“Our regular employees are stuck, but we have to prepare for the fact that we may also be affected by illness, so we are taking this step now. This way we can hopefully ensure that we can maintain the production and supply of food. I started out as a holiday substitute in my day, so if anyone out there who has experience working in a slaughterhouse, we would love to hear from them,” added Laursen.
Brazilian processor BRF said that it has established a ‘Permanent Multidisciplinary Monitoring Committee’ formed by executives and renowned specialists in the infectiology area, and that since then, several measures and protocols have been adopted in order to preserve the safety of all the people involved in its operational context, in addition to determine contingency plans to sustain its operations at normal pace.
It said: “BRF is operating normally at the moment, with the full functioning of its industrial facilities, distribution centers, logistics, supply chain and support offices, despite working temporarily and partially remotely in some of its corporate locations, not presenting any case of Covid-19 among its workers and any changes to its production, operation, and/or commercialization scheduling.”
The US beef industry appealed for unity and support in the face of the virus.
National Cattlemen's Beef Association (NCBA) CEO Colin Woodall stressed the impact of coronavirus on the US beef supply chain and urged co-operation.
“At this time, it’s impossible to measure the full effects of the virus or determine how it may continue to unfold. Although the full beef supply chain is being challenged by the outbreak, all segments of the industry are working closely together and must continue to do so. The current uncertainty facing beef producers is shared by all of agriculture and every American. By working together, we will overcome these obstacles.
“In addition to working within the beef community, NCBA is working closely with Congress, USDA and many other regulatory agencies to remove possible barriers to beef production. Our work in Washington, DC, will help keep the supply chain full and create the necessary food security required by consumers through the entirety of this event. Consumer demand for beef remains strong, and producers across the industry remain ready to provide the safe, delicious, high-quality protein that’s required and desired around the globe.”

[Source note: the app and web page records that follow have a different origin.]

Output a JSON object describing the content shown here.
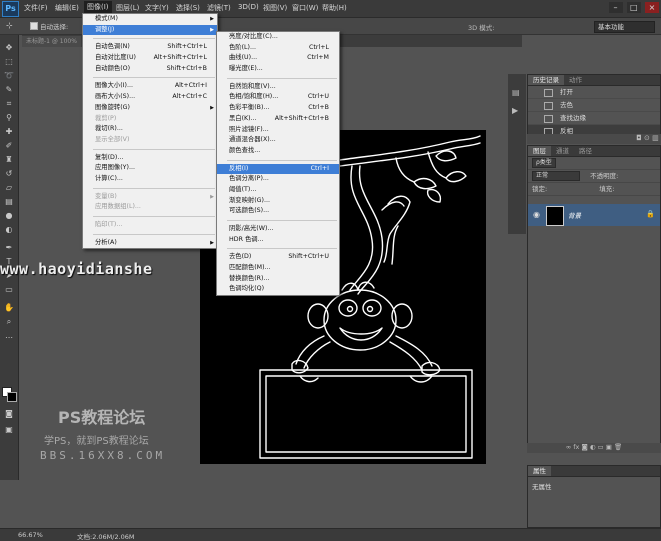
{
  "app": {
    "logo": "Ps"
  },
  "menubar": [
    "文件(F)",
    "编辑(E)",
    "图像(I)",
    "图层(L)",
    "文字(Y)",
    "选择(S)",
    "滤镜(T)",
    "3D(D)",
    "视图(V)",
    "窗口(W)",
    "帮助(H)"
  ],
  "window_controls": [
    "–",
    "□",
    "×"
  ],
  "options_bar": {
    "auto_select": "自动选择:",
    "mode_3d": "3D 模式:",
    "workspace": "基本功能"
  },
  "doc_tab": {
    "title": "未标题-1 @ 100%"
  },
  "image_menu": {
    "items": [
      {
        "label": "模式(M)",
        "shortcut": "",
        "submenu": true
      },
      {
        "label": "调整(J)",
        "shortcut": "",
        "submenu": true,
        "highlighted": true
      },
      {
        "sep": true
      },
      {
        "label": "自动色调(N)",
        "shortcut": "Shift+Ctrl+L"
      },
      {
        "label": "自动对比度(U)",
        "shortcut": "Alt+Shift+Ctrl+L"
      },
      {
        "label": "自动颜色(O)",
        "shortcut": "Shift+Ctrl+B"
      },
      {
        "sep": true
      },
      {
        "label": "图像大小(I)...",
        "shortcut": "Alt+Ctrl+I"
      },
      {
        "label": "画布大小(S)...",
        "shortcut": "Alt+Ctrl+C"
      },
      {
        "label": "图像旋转(G)",
        "shortcut": "",
        "submenu": true
      },
      {
        "label": "裁剪(P)",
        "shortcut": "",
        "disabled": true
      },
      {
        "label": "裁切(R)...",
        "shortcut": ""
      },
      {
        "label": "显示全部(V)",
        "shortcut": "",
        "disabled": true
      },
      {
        "sep": true
      },
      {
        "label": "复制(D)...",
        "shortcut": ""
      },
      {
        "label": "应用图像(Y)...",
        "shortcut": ""
      },
      {
        "label": "计算(C)...",
        "shortcut": ""
      },
      {
        "sep": true
      },
      {
        "label": "变量(B)",
        "shortcut": "",
        "submenu": true,
        "disabled": true
      },
      {
        "label": "应用数据组(L)...",
        "shortcut": "",
        "disabled": true
      },
      {
        "sep": true
      },
      {
        "label": "陷印(T)...",
        "shortcut": "",
        "disabled": true
      },
      {
        "sep": true
      },
      {
        "label": "分析(A)",
        "shortcut": "",
        "submenu": true
      }
    ]
  },
  "adjust_menu": {
    "items": [
      {
        "label": "亮度/对比度(C)...",
        "shortcut": ""
      },
      {
        "label": "色阶(L)...",
        "shortcut": "Ctrl+L"
      },
      {
        "label": "曲线(U)...",
        "shortcut": "Ctrl+M"
      },
      {
        "label": "曝光度(E)...",
        "shortcut": ""
      },
      {
        "sep": true
      },
      {
        "label": "自然饱和度(V)...",
        "shortcut": ""
      },
      {
        "label": "色相/饱和度(H)...",
        "shortcut": "Ctrl+U"
      },
      {
        "label": "色彩平衡(B)...",
        "shortcut": "Ctrl+B"
      },
      {
        "label": "黑白(K)...",
        "shortcut": "Alt+Shift+Ctrl+B"
      },
      {
        "label": "照片滤镜(F)...",
        "shortcut": ""
      },
      {
        "label": "通道混合器(X)...",
        "shortcut": ""
      },
      {
        "label": "颜色查找...",
        "shortcut": ""
      },
      {
        "sep": true
      },
      {
        "label": "反相(I)",
        "shortcut": "Ctrl+I",
        "highlighted": true
      },
      {
        "label": "色调分离(P)...",
        "shortcut": ""
      },
      {
        "label": "阈值(T)...",
        "shortcut": ""
      },
      {
        "label": "渐变映射(G)...",
        "shortcut": ""
      },
      {
        "label": "可选颜色(S)...",
        "shortcut": ""
      },
      {
        "sep": true
      },
      {
        "label": "阴影/高光(W)...",
        "shortcut": ""
      },
      {
        "label": "HDR 色调...",
        "shortcut": ""
      },
      {
        "sep": true
      },
      {
        "label": "去色(D)",
        "shortcut": "Shift+Ctrl+U"
      },
      {
        "label": "匹配颜色(M)...",
        "shortcut": ""
      },
      {
        "label": "替换颜色(R)...",
        "shortcut": ""
      },
      {
        "label": "色调均化(Q)",
        "shortcut": ""
      }
    ]
  },
  "history_panel": {
    "tabs": [
      "历史记录",
      "动作"
    ],
    "rows": [
      "打开",
      "去色",
      "查找边缘",
      "反相"
    ]
  },
  "layers_panel": {
    "tabs": [
      "图层",
      "通道",
      "路径"
    ],
    "kind_label": "ρ类型",
    "blend_mode": "正常",
    "opacity_label": "不透明度:",
    "lock_label": "锁定:",
    "fill_label": "填充:",
    "layer_name": "背景",
    "footer_icons": "∞  fx  ◙  ◐  ▭  ▣  🗑"
  },
  "properties_panel": {
    "title": "属性",
    "body": "无属性"
  },
  "status": {
    "zoom": "66.67%",
    "doc": "文档:2.06M/2.06M"
  },
  "watermark": {
    "url": "www.haoyidianshe",
    "big": "PS教程论坛",
    "sub": "学PS，就到PS教程论坛",
    "site": "BBS.16XX8.COM"
  },
  "colors": {
    "menu_highlight": "#3e7ed6",
    "ui_dark": "#3a3a3a",
    "layer_selected": "#3f5e82"
  }
}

The United States Cattlemen's Association (USCA) President Dr. Brooke Miller also called on the US Department of Agriculture to take immediate steps to address the impact of the coronavirus.
“The actions that federal, state, and local government - along with private entities - are making to control the spread of the outbreak are the right decisions. We must continue to 'flatten the curve' to protect our loved ones at greater risk of contracting the virus.
“However, producers' bottom lines are suffering due to the effect the outbreak has had on the cattle and beef industries. We must act expeditiously to return normalcy to the cattle marketplace. Fortunately, the USDA Commodity Credit Corporation can provide the needed programs and funding to address these rare and tumultuous incidents.
“USCA has created a special task force to address the market fallout as a result of the Coronavirus. These are uneasy times, but cattle producers can rest assured that the industry will get through this. This is the second major market disruption and producers need to know that work is underway to ensure the future is both stable and profitable. We will overcome and continue to produce a healthy and abundant food supply; while simultaneously serving as stewards of the environment and ensuring a thriving rural and national economy.”